Americans are still signing up for coverage, with enrollment in the exchanges approaching 9 million.
Read more here: http://www.propublica.org/article/after-open-enrollment-activity-high-federal-health-insurance-exchange
As with any law of this magnitude, there will be glitches and other issues.
Read about some of those problems here: http://www.kaiserhealthnews.org/Daily-Reports/2014/July/24/health-law-and-fraud.aspx
Read about more here: http://www.vox.com/2014/7/23/5929865/guam-halbig-and-obamacare-disasters
Oh, and the jobs market seems to continue strengthening, with another big drop in weekly jobless claims to a level not seen in 8 years.
Read more here: http://www.marketwatch.com/story/jobless-claims-lowest-in-more-than-eight-years-2014-07-24
Of course, every economic recovery – especially one that is coming on the heels of the worst economic downturn – has its unevenness, meaning we don’t yet know how that number will translate into the unemployment rate or overall job creation for August, and while the S&P continues to break new records, we don’t know when a long- anticipated correction will occur.
The housing market, while no longer in the doldrums, is far from being healed.
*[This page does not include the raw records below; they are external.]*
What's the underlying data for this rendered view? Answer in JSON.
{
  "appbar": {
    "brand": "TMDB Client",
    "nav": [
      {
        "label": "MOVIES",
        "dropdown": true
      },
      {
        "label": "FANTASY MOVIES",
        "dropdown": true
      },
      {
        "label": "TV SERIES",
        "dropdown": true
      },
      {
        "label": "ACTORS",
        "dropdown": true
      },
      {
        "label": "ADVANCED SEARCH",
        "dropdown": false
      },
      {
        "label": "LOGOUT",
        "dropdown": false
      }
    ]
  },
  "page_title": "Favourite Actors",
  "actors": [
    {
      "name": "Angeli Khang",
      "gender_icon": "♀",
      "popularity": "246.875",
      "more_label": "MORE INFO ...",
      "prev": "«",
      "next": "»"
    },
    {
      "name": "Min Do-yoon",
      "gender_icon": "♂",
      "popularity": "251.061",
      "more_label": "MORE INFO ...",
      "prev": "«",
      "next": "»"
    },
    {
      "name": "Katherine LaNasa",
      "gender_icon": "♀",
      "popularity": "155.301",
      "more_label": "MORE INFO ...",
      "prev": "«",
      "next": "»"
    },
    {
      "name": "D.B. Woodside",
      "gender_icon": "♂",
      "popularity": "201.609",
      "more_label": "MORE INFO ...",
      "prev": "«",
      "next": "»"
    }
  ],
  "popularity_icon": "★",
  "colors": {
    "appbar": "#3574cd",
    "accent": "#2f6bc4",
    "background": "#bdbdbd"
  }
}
Read more about that here: http://www.marketwatch.com/story/new-home-sales-hit-three-month-low-2014-07-24